Last week, we explained how a feature designed to make Google Calendar easier to use can tip off your boss that you plan to ask for a raise. In short, putting some valid addresses in the subject line of your calendar—as part of, say, a reminder to "e-mail [email protected] to demand a pay raise"—automatically adds the reminder to the calendar associated with the boss' address.
None of that is new, but given the continuing risk of inadvertently leaking sensitive data to bosses, spouses, or others, it was worth repeating. After all, Google engineers have no plans of changing the behavior. It is similarly worth remembering that the behavior is regularly exploited by spammers as a means to get their messages in front of live bodies. Just paste a single message into the body of a calendar entry, fill in as many addresses as possible into the subject line, and voila, the message will pop up as a reminder on desktops and smartphones all over the world.

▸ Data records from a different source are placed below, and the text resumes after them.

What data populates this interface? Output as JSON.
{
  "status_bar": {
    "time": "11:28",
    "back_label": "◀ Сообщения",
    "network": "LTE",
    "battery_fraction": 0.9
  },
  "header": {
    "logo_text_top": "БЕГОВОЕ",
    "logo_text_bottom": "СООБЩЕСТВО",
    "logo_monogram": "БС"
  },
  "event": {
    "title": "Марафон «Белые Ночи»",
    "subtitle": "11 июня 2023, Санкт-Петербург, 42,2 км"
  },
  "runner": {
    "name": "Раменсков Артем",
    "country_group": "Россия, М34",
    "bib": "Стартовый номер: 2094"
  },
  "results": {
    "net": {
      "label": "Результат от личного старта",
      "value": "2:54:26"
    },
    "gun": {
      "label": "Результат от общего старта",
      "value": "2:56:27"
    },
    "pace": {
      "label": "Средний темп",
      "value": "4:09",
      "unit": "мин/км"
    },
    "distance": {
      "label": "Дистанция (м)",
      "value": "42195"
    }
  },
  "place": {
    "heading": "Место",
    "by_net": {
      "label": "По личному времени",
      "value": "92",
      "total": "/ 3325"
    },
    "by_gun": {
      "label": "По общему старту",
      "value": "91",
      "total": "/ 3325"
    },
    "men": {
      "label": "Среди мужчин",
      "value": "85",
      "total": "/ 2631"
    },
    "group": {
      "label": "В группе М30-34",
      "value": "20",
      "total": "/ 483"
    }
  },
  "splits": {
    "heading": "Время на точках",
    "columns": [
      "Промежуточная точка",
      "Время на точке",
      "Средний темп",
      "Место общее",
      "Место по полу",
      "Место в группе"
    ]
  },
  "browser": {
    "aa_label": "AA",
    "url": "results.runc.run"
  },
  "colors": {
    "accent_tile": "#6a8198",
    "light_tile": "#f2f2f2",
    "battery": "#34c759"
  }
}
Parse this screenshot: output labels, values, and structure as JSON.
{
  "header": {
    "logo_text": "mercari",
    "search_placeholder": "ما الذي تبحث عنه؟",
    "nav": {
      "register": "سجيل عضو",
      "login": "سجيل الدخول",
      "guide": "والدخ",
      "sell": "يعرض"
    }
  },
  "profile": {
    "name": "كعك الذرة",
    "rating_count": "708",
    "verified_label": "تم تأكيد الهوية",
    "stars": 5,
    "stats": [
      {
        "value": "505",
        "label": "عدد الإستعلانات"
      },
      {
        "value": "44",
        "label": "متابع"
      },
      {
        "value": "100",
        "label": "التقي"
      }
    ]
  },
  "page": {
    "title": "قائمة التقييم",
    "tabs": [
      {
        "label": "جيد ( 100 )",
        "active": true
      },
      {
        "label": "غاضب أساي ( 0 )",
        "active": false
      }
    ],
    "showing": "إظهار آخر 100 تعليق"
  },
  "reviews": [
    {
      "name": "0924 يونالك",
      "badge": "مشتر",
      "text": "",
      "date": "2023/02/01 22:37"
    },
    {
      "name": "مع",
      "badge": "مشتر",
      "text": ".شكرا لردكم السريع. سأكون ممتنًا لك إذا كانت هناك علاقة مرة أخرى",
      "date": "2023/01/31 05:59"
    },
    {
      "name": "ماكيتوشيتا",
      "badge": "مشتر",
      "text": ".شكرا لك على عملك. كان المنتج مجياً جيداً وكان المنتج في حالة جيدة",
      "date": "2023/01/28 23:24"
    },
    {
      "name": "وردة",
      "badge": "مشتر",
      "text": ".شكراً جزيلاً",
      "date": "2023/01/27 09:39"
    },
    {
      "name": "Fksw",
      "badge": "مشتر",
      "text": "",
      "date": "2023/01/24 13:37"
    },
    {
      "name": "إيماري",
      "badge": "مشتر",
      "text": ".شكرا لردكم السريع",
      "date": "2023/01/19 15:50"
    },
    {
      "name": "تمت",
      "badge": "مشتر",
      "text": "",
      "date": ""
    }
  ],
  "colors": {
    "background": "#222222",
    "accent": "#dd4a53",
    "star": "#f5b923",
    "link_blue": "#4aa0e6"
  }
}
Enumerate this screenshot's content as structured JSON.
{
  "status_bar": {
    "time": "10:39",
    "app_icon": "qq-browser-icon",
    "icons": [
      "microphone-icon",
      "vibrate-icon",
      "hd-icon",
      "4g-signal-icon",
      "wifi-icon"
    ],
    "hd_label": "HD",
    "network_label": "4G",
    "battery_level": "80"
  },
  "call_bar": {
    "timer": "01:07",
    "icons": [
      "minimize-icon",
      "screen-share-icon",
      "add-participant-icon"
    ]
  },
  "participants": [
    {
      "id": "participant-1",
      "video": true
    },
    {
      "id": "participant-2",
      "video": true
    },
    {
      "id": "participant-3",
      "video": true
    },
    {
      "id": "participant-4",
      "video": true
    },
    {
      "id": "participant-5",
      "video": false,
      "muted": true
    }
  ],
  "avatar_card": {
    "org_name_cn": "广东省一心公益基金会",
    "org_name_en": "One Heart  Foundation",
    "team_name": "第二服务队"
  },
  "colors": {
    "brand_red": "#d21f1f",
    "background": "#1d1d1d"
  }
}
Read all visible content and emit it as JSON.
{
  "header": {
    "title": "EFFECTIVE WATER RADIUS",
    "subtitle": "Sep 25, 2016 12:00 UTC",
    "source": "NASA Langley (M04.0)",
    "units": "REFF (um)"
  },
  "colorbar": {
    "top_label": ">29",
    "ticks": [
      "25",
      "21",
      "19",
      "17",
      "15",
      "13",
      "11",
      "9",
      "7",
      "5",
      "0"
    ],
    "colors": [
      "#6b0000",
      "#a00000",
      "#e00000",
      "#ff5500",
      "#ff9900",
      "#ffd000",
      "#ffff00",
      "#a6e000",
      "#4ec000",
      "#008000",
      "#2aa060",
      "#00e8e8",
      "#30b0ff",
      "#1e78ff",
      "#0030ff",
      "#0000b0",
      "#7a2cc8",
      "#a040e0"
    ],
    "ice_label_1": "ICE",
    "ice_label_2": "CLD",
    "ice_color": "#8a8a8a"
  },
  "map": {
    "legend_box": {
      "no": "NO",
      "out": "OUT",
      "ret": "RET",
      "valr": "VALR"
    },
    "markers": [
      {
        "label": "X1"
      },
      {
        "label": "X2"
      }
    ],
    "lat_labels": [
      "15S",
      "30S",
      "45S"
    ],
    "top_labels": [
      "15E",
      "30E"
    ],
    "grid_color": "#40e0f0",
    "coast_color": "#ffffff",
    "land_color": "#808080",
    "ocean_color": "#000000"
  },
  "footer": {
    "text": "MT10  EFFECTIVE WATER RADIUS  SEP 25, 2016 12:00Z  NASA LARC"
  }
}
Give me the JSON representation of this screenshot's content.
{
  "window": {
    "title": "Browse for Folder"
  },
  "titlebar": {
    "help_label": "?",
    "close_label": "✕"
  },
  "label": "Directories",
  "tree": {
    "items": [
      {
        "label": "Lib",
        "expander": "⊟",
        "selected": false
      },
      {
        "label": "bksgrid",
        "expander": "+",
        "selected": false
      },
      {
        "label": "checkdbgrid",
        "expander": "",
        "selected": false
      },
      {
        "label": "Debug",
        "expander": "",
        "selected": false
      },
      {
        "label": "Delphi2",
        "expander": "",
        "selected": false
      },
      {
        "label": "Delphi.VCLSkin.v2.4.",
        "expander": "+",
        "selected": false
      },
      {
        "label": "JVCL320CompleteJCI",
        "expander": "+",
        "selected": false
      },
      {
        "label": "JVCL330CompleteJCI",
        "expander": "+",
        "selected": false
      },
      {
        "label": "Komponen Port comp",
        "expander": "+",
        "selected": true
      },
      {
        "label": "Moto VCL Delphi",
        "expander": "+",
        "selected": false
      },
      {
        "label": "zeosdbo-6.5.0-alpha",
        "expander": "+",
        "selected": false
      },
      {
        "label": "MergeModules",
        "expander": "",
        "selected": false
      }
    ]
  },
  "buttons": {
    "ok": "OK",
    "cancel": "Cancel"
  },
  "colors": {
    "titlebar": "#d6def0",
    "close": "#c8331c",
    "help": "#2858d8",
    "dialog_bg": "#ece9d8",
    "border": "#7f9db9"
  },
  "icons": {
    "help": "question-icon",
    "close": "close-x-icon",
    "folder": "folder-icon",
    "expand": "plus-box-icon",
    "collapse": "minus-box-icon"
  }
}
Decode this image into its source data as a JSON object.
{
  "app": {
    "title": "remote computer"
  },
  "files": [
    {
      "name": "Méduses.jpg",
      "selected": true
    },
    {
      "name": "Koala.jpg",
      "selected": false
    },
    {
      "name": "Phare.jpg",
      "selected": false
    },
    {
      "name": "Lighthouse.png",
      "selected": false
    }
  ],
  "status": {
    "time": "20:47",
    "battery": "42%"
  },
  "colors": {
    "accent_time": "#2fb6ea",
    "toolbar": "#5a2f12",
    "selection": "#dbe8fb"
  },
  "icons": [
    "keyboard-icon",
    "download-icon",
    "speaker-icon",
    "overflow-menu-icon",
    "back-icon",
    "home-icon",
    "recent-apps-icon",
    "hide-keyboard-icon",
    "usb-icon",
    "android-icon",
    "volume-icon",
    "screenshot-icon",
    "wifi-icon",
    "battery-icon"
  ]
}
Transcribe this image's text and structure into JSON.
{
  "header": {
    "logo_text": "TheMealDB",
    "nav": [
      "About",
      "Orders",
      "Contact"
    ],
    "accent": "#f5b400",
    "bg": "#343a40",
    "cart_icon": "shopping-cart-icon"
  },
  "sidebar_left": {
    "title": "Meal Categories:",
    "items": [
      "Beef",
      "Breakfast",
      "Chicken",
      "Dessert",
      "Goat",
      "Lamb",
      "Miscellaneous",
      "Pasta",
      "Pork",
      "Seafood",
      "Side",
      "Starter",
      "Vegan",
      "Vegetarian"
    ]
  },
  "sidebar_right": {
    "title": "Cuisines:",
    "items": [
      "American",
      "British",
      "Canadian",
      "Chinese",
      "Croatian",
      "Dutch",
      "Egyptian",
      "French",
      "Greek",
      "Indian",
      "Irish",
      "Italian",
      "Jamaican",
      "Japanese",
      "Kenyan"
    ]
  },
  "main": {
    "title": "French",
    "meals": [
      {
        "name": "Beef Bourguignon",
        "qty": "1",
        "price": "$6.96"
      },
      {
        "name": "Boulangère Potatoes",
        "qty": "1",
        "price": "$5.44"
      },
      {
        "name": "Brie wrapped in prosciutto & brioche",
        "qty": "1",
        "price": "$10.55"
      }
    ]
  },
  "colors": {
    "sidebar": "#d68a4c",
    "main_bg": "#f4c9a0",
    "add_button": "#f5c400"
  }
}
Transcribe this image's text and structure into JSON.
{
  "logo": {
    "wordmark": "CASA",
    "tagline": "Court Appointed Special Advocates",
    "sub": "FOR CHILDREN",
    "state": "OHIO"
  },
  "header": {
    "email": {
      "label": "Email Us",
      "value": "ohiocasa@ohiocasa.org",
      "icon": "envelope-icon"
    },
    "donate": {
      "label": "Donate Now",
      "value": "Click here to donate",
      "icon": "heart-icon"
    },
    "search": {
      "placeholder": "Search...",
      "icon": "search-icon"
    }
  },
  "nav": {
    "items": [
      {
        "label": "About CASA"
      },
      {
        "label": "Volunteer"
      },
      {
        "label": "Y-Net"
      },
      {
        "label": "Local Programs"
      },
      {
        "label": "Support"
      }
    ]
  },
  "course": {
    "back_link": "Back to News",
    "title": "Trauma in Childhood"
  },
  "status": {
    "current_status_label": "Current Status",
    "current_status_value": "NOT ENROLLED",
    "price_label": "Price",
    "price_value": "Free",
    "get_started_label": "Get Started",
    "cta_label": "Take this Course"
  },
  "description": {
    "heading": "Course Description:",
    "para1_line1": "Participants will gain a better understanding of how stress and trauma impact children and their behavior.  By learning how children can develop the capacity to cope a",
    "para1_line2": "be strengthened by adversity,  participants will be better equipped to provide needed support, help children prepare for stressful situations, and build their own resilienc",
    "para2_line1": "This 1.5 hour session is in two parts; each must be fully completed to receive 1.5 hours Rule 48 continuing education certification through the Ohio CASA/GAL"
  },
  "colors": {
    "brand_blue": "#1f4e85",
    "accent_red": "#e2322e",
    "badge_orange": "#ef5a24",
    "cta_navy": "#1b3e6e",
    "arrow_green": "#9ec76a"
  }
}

The image below depicts one of the scams currently circulating over Google Calendar. Again, it's not a new threat, and it's not always limited to Google's service. Similar scams have long plagued users of Microsoft's Outlook as well. Still, the image is a reminder of why you can't automatically trust something just because it's entered into your calendar.